WORK INSTRUCTION:
Scan the data below. Pull out each line where "location" occurs.

*** Opening DATA FOR THIS EXERCISE ***

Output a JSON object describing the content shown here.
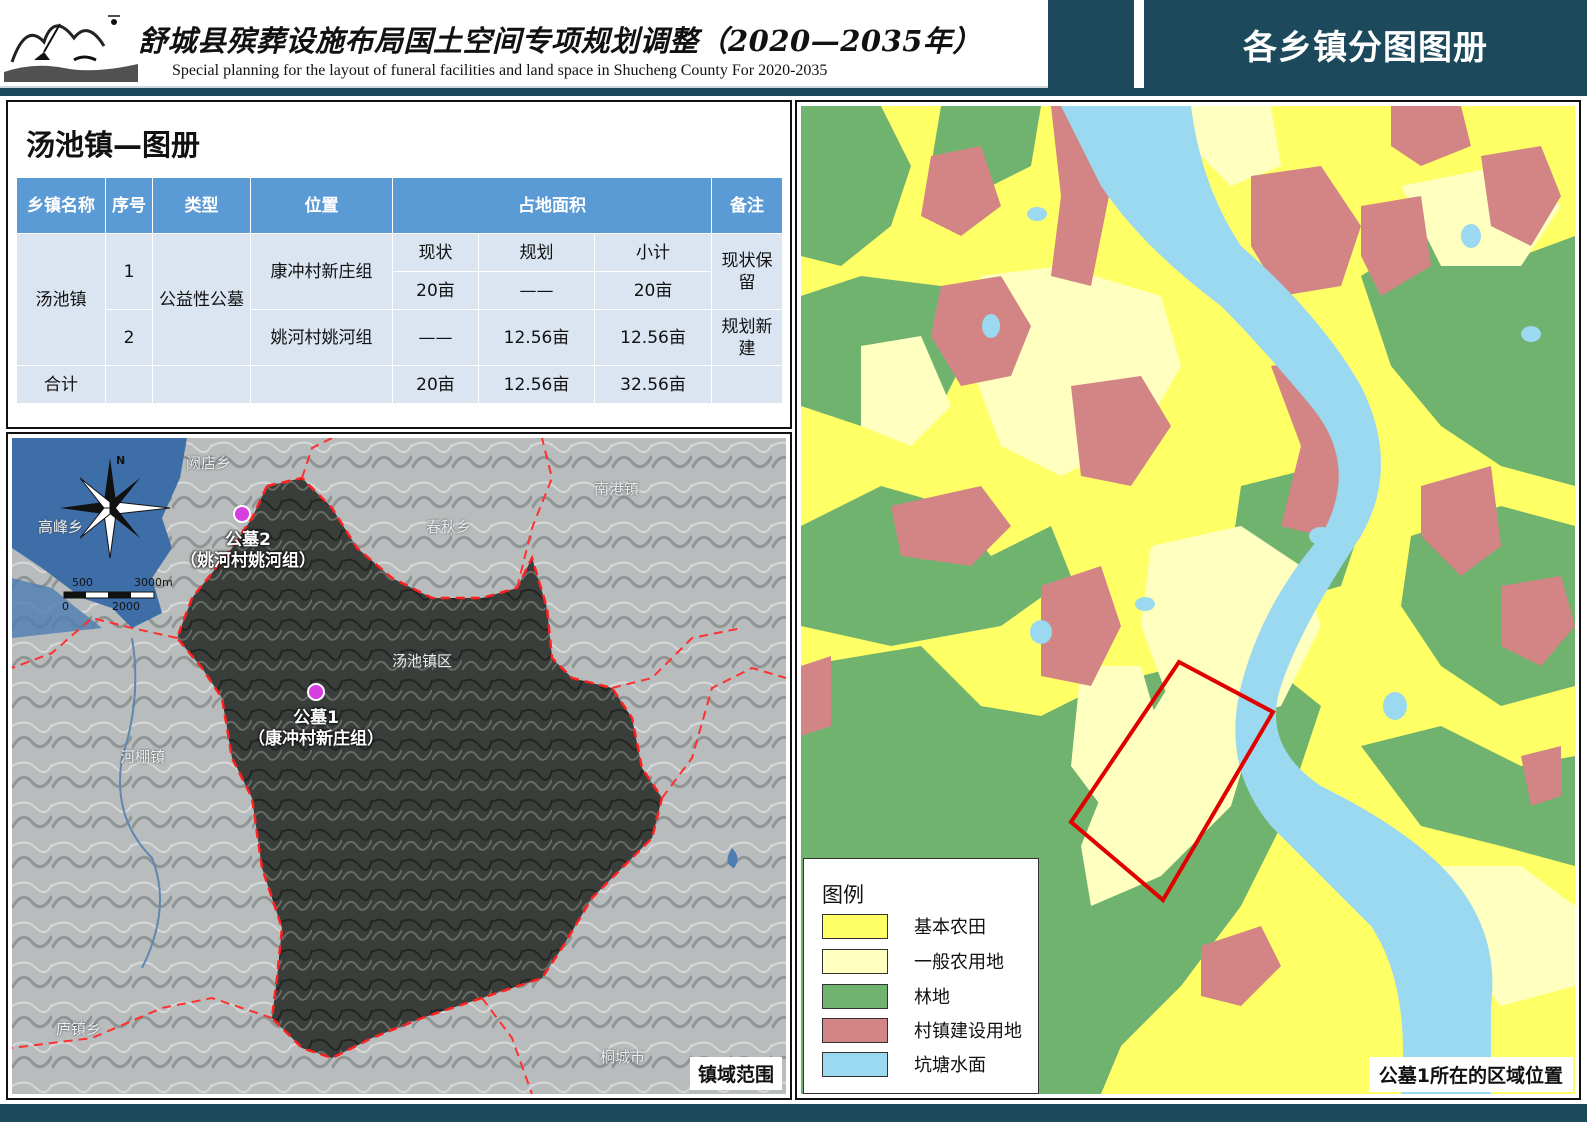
{
  "header": {
    "title_cn": "舒城县殡葬设施布局国土空间专项规划调整（2020—2035年）",
    "title_en": "Special planning for the layout of funeral facilities and land space in Shucheng County For 2020-2035",
    "section_title": "各乡镇分图图册"
  },
  "table_panel": {
    "title": "汤池镇—图册",
    "head": {
      "town": "乡镇名称",
      "seq": "序号",
      "type": "类型",
      "location": "位置",
      "area": "占地面积",
      "note": "备注"
    },
    "sub_head": {
      "current": "现状",
      "planned": "规划",
      "subtotal": "小计"
    },
    "town_name": "汤池镇",
    "type_value": "公益性公墓",
    "rows": [
      {
        "seq": "1",
        "location": "康冲村新庄组",
        "current": "20亩",
        "planned": "——",
        "subtotal": "20亩",
        "note": "现状保留"
      },
      {
        "seq": "2",
        "location": "姚河村姚河组",
        "current": "——",
        "planned": "12.56亩",
        "subtotal": "12.56亩",
        "note": "规划新建"
      }
    ],
    "total": {
      "label": "合计",
      "current": "20亩",
      "planned": "12.56亩",
      "subtotal": "32.56亩"
    }
  },
  "satellite_map": {
    "places": {
      "yuedian": "阙店乡",
      "gaofeng": "高峰乡",
      "nangang": "南港镇",
      "chunqiu": "春秋乡",
      "tangchi_district": "汤池镇区",
      "hepeng": "河棚镇",
      "miaochong": "庐镇乡",
      "tongcheng": "桐城市"
    },
    "compass_letter": "N",
    "scale": {
      "t0": "0",
      "t500": "500",
      "t2000": "2000",
      "t3000": "3000m"
    },
    "cemetery_1": {
      "name": "公墓1",
      "location": "（康冲村新庄组）"
    },
    "cemetery_2": {
      "name": "公墓2",
      "location": "（姚河村姚河组）"
    },
    "marker_color": "#d63ee0",
    "corner_label": "镇域范围"
  },
  "landuse_map": {
    "legend_title": "图例",
    "legend": [
      {
        "label": "基本农田",
        "color": "#ffff66"
      },
      {
        "label": "一般农用地",
        "color": "#ffffc0"
      },
      {
        "label": "林地",
        "color": "#6fb36f"
      },
      {
        "label": "村镇建设用地",
        "color": "#d38585"
      },
      {
        "label": "坑塘水面",
        "color": "#9ad9f0"
      }
    ],
    "highlight_color": "#e00000",
    "corner_label": "公墓1所在的区域位置"
  }
}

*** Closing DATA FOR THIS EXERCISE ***

RESPONSE TO THE TASK:
      "location": "位置",
        "location": "康冲村新庄组",
        "location": "姚河村姚河组",
      "location": "（康冲村新庄组）"
      "location": "（姚河村姚河组）"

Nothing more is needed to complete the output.